the best fertilizer for gardens
What do you know about organic gardening? Do you have some gardening techniques? If you do, do you wish to improve upon them? Is what you’re using working with your organic garden or against it? If you cannot answer these questions confidently, look at the tips below to help grow the better best fertilizer for gardens.
Pick the right plants. Certain plants will have an easier time germinating than others and will guarantee a better harvest for the beginning organic gardener. Good choices include hardy varieties of cabbage, cauliflower, and herbs, but of course, you have to choose those plants which are going to do well in your climate.
Be sure to test your soil before you plant your garden if you want to be successful without the need for chemicals. A home testing kit can tell you the pH of your soil, which indicates the likelihood of plant survival. A vegetable garden requires a pH of about 6.5; if your soil is off, you can supplement before your plants start to die.
When you buy seeds for your garden, be sure to purchase seeds that are labeled “certified organic.” This ensures that your plants will be organic throughout their lifespan and that the seeds you are buying aren’t contaminated with chemical fertilizers or pesticides. Watch out for labels, such as “genetically engineered” or any mention of “natural” that does not include the phrase “certified organic.”
To keep air flowing through your compost pile, stand a large PVC pipe with punched holes in the center of your pile so the air flows up and down the pipe, and then through the holes directly into the pile. The air movement helps your soil decomposers create the heat needed to jumpstart the decay process.
Make easy work washing your organic produce with a laundry basket. As you pick your produce, lay them in a plastic laundry basket, which works as a strainer. Hold the hose over the top and the water can make quick work of rinsing all the dirt and other matter off of your fruits and veggies.
Fertilize your soil with organic compost. Organic gardeners tend to fertilize their soil twice in one season: once prior to planting, and then again in the middle of a growth cycle. The best fertilizer to use is organic compost, as it releases nutrients slowly unlike chemical fertilizers, which release nutrients in one go and then lose their effect.
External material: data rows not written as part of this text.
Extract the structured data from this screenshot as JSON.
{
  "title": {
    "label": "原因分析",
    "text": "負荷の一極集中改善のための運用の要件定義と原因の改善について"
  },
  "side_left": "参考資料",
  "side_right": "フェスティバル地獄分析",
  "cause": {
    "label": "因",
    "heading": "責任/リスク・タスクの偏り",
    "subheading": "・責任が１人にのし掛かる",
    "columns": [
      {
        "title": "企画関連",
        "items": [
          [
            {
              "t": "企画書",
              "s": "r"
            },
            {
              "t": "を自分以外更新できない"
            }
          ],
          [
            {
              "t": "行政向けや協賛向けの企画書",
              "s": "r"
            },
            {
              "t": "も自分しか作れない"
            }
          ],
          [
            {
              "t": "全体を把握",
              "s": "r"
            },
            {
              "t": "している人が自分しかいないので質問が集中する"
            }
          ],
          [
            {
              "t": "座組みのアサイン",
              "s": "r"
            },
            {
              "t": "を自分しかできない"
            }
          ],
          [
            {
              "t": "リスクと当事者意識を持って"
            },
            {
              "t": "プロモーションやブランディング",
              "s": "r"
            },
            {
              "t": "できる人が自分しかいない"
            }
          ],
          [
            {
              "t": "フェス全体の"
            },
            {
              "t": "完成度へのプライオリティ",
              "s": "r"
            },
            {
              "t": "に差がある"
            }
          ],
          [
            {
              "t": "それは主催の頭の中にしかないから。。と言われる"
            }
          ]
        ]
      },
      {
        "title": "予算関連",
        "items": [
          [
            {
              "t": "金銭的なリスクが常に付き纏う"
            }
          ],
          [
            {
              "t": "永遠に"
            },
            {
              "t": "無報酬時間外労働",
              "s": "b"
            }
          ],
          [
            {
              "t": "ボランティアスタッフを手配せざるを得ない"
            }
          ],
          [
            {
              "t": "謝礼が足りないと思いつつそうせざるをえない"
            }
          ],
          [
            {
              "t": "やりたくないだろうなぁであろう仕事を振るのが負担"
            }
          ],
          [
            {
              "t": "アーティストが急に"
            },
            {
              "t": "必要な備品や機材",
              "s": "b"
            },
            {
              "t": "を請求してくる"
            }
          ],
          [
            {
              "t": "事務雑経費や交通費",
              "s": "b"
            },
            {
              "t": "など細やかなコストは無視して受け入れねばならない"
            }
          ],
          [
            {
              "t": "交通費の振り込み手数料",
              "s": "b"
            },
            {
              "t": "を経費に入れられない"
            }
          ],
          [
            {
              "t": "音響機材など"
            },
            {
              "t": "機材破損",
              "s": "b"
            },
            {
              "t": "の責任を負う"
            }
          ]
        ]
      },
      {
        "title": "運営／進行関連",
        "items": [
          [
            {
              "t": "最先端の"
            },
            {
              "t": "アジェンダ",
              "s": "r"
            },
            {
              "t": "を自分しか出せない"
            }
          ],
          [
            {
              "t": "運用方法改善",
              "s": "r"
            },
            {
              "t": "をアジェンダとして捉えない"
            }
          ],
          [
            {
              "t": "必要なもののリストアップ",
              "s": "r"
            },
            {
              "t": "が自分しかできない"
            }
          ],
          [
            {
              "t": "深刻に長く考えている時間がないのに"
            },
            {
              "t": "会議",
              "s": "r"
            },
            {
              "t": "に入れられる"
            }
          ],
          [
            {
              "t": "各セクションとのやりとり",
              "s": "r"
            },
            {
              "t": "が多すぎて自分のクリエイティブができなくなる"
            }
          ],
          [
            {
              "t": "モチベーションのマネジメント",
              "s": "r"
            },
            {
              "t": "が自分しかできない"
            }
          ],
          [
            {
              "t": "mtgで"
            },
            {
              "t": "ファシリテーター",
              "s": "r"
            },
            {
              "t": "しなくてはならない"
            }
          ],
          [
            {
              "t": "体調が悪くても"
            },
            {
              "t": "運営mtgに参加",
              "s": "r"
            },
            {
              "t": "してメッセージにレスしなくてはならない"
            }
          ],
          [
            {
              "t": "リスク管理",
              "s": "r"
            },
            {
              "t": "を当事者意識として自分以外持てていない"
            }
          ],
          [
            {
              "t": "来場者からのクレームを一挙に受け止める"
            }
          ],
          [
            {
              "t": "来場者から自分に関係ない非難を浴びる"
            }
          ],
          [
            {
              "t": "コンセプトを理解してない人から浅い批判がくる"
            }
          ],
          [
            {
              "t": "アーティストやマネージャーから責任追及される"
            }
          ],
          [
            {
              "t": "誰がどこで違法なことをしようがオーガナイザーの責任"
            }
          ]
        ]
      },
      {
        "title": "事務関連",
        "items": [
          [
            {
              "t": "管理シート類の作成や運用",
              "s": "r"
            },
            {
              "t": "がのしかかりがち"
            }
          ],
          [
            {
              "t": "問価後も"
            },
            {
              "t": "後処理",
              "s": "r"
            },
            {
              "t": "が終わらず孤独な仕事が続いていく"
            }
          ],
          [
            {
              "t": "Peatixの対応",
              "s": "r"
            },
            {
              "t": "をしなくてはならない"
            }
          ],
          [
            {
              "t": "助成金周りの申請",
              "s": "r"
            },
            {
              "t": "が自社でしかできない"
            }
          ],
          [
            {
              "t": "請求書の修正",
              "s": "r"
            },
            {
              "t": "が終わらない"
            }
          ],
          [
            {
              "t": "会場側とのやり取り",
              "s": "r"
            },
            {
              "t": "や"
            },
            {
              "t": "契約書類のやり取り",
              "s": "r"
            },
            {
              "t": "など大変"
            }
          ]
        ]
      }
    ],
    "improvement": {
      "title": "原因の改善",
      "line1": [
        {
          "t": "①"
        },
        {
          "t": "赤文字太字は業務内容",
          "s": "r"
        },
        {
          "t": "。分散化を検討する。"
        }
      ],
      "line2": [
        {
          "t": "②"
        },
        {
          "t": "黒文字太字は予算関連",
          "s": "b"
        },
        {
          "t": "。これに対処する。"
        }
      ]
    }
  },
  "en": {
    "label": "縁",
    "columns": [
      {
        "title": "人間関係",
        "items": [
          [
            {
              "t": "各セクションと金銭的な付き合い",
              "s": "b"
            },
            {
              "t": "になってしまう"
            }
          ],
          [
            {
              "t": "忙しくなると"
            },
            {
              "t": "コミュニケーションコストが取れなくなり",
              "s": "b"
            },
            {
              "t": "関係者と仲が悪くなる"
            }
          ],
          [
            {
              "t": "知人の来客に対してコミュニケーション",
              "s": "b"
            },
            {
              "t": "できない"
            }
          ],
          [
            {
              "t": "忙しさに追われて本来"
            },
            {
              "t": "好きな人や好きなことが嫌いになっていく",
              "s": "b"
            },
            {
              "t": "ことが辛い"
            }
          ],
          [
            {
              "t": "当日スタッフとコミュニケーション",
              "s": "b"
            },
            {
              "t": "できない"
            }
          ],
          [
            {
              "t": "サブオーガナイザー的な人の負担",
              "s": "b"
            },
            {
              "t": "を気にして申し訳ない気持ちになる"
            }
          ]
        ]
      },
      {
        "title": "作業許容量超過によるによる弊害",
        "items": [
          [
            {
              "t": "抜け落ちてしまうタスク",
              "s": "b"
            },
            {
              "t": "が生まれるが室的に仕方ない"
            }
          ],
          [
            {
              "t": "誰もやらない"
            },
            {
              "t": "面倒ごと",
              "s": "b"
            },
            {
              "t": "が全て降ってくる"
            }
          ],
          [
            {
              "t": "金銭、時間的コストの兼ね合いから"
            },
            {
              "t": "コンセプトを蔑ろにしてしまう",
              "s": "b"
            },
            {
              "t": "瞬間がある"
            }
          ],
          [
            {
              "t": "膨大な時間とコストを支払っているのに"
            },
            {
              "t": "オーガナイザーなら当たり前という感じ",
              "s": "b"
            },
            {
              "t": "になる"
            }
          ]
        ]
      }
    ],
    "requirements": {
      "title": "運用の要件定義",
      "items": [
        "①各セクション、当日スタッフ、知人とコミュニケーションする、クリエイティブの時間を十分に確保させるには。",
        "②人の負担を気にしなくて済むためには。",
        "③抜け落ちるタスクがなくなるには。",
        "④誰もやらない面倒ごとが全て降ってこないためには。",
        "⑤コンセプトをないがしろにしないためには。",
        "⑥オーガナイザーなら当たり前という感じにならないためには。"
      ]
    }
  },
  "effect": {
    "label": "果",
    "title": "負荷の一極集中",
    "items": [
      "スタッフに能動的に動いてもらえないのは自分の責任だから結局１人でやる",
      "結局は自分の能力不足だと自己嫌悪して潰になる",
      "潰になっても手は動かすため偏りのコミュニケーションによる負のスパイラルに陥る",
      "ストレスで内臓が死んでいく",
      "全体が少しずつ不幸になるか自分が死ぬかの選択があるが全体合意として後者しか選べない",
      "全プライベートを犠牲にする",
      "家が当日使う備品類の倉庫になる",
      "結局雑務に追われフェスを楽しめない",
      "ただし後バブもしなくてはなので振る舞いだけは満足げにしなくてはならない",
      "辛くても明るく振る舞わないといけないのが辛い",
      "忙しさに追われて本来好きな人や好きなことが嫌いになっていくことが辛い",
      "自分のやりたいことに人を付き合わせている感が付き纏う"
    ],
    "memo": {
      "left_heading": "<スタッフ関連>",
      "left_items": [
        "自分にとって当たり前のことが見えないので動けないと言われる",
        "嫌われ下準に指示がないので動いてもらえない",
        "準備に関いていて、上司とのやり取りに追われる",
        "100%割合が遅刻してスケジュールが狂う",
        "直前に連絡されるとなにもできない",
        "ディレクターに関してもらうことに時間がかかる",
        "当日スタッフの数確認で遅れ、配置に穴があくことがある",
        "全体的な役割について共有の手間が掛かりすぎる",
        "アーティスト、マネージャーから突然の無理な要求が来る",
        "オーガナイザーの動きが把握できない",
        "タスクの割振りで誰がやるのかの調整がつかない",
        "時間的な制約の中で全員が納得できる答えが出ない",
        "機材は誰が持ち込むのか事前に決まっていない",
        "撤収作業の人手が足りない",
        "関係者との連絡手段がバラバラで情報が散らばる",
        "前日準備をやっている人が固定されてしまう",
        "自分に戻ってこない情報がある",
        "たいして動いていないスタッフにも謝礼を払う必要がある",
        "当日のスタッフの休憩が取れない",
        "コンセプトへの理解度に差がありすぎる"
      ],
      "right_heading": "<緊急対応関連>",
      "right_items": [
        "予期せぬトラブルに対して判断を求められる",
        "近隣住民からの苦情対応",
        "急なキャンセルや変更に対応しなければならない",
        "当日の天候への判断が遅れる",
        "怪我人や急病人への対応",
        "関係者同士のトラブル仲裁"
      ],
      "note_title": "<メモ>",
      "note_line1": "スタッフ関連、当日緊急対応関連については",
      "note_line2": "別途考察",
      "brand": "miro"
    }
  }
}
Encourage toads to take up residence in your organic garden. Toads are a natural predator of many of the pesky bugs that will eat and destroy your crops. Create makeshift toad houses out of overturned broken clay pots and keep soil nice and moist to make it conducive to amphibian life.
If you plan on starting an organic garden, you should always properly cover your seeds. If your seeds are not properly covered, then they will not grow. You should aim to cover most of your seeds about three times as deep as the thickness of your seeds in order to ensure optimum growth. However, certain seeds, such as alyssum and snapdragons, should not be covered because they need a lot of light to germinate.
Choose a site for fruit trees depending on their specific requirements. Most fruit trees require 8 hours of sun per day. Morning sun is important, as it dries dew rapidly, helping to prevent fungus. Avoid planting fruit trees in a low spot in the garden where frost or cold air can collect. Some fruit trees are especially susceptible to late frost damage and are better planted on a north-facing slope. This is especially true for peach, plum, cherry, and apricot trees.
To help spread mulch easily, you can use a flat-head rake or a bow. If you are using a rake, you should use the rake’s tined edge to pull and spread your mulch. Use the flat side of the rake to even your mulch on the bed. You will want to use a light push then pull action.
For organic fertilizer to use around the plants in your garden and flower beds, start a compost bin made from all-organic material that would otherwise be wasted. Pitch in yard clippings, leaves, vegetable peelings, eggshells, and coffee grounds, turning the contents of the bin often. In just a short time, you will have great material to mix with your soil that will provide nutrients and nourishment to your plants without added chemicals.
Fill your gardens with flowers. You shouldn’t spend too much time and energy planting annual types of flowers as they will only last one season. Keep these types in a limited area of your garden. For larger areas, go with perennials. That way you will have flowers again next year.
In your organic garden, try using floating row covers to prevent moths from laying eggs on your plants. Floating row covers, which are made from lightweight material that has been specially designed to allow light and water to penetrate them, can be used as an effective cover for your plants to stop moths from laying eggs. This helps to protect your plants from caterpillar damage later in the growing season.
The best way to spread mulch on your organic garden is with a flat-headed rake. A flat-headed rake is effectively two tools in one. You can use the tined side to distribute mulch over fresh areas. When you flip the rake over, its flat side makes an efficient tool for smoothing your mulch and making sure it is distributed evenly.
Grow organic herbs to add some flavor to your cooking and brighten up your yard. Herbs make great landscape plants: add them to a bed or pot in your yard. They are wonderful to flavor foods you cook, offer fragrance, and have medicinal properties. Herbs are very easy to grow and actually thrive on neglect.
Are you more informed when it comes to organic gardening? Do you have a gardening technique or do you have a better gardening technique now? Can you now use things that work with your organic garden? Hopefully, the tips above should have given you advice on growing a better organic garden.